The crew from Engine 8 was assigned to B-side operations with Bowling Green Chief Shannon Adams in charge. Firefighters deployed two 200-foot 1½-inch lines and two 200-foot 2½-inch lines from Engine 8. In an effort to protect some of the reptiles, firefighters penetrated the concrete block wall with a piercing nozzle on a 150-foot 1½-inch line supplied by Engine 8.

Ware requested a second alarm at 6:57. District 16 Tanker 7, Ellerslie Engine-Tanker 6 and LaVale Engine 2 responded. He called for a third alarm at 7:21. Shaft Engine 17 and Ridgeley, WV, Engine 25 responded on the alarm. A special request was made for Cumberland Fire Department Truck 1, a 95-foot tower ladder, to respond.

Baltimore Pike Fire Chief Dan Meredith arrived on scene and took command of operations after conferring with Ware and Deputy Chief Beth Evans. LaVale Engine 2’s crew was assigned to side D with LaVale Fire Chief Steve Ellsworth in command of operations. Multiple 1¾-inch handlines were placed into operation for firefighting and to protect a nearby outbuilding. A portable deck gun from Engine 4 was set up at the northwest corner of the building on the B-C corner due to the narrow space between the building and a lion pen. The lion in the pen had become agitated, so no firefighters were placed into this area.
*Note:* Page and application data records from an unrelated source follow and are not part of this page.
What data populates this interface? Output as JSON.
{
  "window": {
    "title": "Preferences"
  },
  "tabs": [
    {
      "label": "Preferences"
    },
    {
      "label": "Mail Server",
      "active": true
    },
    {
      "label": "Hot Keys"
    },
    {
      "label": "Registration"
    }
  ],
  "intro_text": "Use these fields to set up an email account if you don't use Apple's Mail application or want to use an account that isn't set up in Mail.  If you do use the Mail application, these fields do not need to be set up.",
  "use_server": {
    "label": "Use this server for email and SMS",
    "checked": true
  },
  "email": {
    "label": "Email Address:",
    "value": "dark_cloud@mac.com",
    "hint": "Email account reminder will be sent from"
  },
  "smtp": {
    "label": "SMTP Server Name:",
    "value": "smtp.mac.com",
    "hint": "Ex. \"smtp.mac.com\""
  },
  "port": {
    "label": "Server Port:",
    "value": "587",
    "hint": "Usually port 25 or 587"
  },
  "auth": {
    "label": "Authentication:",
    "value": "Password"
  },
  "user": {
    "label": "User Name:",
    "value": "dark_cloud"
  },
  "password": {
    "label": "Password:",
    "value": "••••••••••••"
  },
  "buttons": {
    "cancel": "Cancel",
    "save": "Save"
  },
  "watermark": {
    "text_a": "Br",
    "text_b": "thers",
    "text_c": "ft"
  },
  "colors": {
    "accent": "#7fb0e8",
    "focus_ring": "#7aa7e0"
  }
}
Meredith requested the Maryland State Police Fire Marshal and an additional ambulance from Flintstone to respond at 7:27. LaVale Squad 2 arrived on scene to refill breathing apparatus bottles. LaVale Engine 2 was reassigned to Evitts Creek to establish an additional water supply. Engine 2 drafted with 20 feet of hard suction and pumped an 800-foot supply line to Engine-Tanker 3, which supplied Cumberland Truck 1 with a 100-foot supply line. Truck 1 placed its two aerial master streams into operation as the fire continued to consume the building. Ellsworth was reassigned as water supply officer and LaVale Deputy Fire Chief Adam Miller took over side D operations.

At 10:27, Hancock Engine 53 from Washington County was requested to the scene to assist with overhaul operations. Meredith declared the fire under control at 11:04 A.M. and released several mutual aid departments from the scene. By 1:05 P.M., additional mutual aid departments had been released as the overhaul operations continued.

Only two reptiles were found alive during overhaul. Two 3½-foot-long alligators survived the fire by taking refuge in the water. Attempts were made to revive other animals by firefighters and members of the LaVale Volunteer Rescue Squad, but proved futile. The last Baltimore Pike engine and crew left the scene at 7:30 P.M.

Seventy-five firefighters operated 11 pumpers; two engine-tankers; one aerial; two tankers; two utilities; two ambulances and one squad at the scene. One firefighter was treated for smoke inhalation. Damage to the building and contents was estimated at $500,000. The cause of the fire was determined to be accidental by the Maryland State Fire Marshal.

Firefighters faced several challenges during this incident. Manpower availability at the time of the alarm was a problem. With most volunteers having already left for the day shift and the night shift workers not home yet, a shortage existed. This was overcome by requesting additional mutual aid departments with the second and third alarms. With so many departments responding, initial accountability was an issue, but was quickly addressed.

No pre-plan existed for the building. This initially hindered firefighters in knowing what animals could be in the building and whether crews could be attacked by the animals. Zoo workers arrived soon after the firefighters and advised them of the types of animals and where they were located.

Roads in the area were closed due to hose lays and apparatus positions. This delayed a scheduled 9 A.M. meat delivery for the lions. Some apparatus and hoselines needed to be moved in order for the delivery to be made. When the zoo building is rebuilt, the fire department will have a pre-plan for it.

Lessons Learned

Make contingency plans for periods when manpower can be expected to be limited.
Update pre-plans for unusual or hazardous occupancies.
Have mutual aid procedures in place with neighboring departments.

Jay K. Bradish/IFPA, Firehouse® news editor, is a former captain in the Bradford Township, PA, Fire Department. He has been a volunteer firefighter and fire photographer for more than 25 years.